"I'm an insect who dreamt he was a man and loved it. But now the dream is over ... and the insect is awake."

In 1978, Richard Donner's cinematic adaptation of Superman arrived with the tagline "You will believe a man can fly." Eight years later, director David Cronenberg reversed all that and taught us that a fly could be a man with a remake of the 1958 horror hit The Fly. Cronenberg's version kept the teleportation-based transformation storyline but warped everything else into a nightmarish fever dream depicting a scientist's awful descent into mutation and madness. The film was a showcase for eventual Internet boyfriend Jeff Goldblum and the over-the-top practical special effects work from eventual Academy Award winner Chris Walas and would cement its director's reputation as a purveyor of twisted, visceral horror. 
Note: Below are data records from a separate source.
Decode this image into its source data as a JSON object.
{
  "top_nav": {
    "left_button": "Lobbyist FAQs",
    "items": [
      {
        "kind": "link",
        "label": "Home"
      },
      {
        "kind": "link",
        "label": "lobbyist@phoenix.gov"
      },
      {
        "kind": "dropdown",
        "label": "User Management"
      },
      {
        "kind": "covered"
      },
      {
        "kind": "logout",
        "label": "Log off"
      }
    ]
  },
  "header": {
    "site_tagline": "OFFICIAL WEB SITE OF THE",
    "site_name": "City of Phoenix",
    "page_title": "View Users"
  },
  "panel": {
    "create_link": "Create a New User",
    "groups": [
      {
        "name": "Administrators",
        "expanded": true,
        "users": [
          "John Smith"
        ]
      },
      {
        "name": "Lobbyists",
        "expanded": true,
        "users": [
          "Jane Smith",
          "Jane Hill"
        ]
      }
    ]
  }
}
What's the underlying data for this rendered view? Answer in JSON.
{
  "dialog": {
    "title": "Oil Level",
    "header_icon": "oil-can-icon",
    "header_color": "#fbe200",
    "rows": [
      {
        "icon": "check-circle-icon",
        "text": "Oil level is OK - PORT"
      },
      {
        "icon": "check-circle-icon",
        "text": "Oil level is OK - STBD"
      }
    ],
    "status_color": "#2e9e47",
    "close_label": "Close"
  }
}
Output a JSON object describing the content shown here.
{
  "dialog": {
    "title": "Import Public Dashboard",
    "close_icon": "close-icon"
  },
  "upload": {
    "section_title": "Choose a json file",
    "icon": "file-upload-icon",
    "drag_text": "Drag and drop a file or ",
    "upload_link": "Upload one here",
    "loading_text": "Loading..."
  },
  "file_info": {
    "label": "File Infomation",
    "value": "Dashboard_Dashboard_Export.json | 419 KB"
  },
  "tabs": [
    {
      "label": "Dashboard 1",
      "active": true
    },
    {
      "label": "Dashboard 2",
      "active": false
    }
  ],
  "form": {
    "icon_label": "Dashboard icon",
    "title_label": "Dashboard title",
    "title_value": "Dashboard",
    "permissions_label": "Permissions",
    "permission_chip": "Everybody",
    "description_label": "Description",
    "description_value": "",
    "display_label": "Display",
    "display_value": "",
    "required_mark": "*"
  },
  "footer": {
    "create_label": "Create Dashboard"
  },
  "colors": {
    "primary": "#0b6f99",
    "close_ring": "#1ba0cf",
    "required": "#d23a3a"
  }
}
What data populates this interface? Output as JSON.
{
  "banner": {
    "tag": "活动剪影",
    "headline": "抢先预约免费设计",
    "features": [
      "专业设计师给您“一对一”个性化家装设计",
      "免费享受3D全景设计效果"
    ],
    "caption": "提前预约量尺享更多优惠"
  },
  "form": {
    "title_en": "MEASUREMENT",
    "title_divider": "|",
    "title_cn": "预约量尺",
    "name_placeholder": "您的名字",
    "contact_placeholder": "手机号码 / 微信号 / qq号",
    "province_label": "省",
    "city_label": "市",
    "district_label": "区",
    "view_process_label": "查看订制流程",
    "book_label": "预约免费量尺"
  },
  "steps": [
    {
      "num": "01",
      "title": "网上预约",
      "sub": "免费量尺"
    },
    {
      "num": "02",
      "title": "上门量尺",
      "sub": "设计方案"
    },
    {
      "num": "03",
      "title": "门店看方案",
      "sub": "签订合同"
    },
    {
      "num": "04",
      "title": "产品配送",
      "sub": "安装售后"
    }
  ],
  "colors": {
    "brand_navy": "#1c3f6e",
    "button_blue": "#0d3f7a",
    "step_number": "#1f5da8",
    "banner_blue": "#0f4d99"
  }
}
It became a stone cold cult classic, and now, 30 years after its initial release, we're taking a look back at all things Brundlefly. From the inspiration for the design of the teleportation pods to the Bryan Ferry soundtrack that could have been, we're breaking down all the best moments, notable trivia and intricate details of a movie that taught us to be afraid -- be very afraid.

Give it a watch below, and share your favorite The Fly memories in the comments!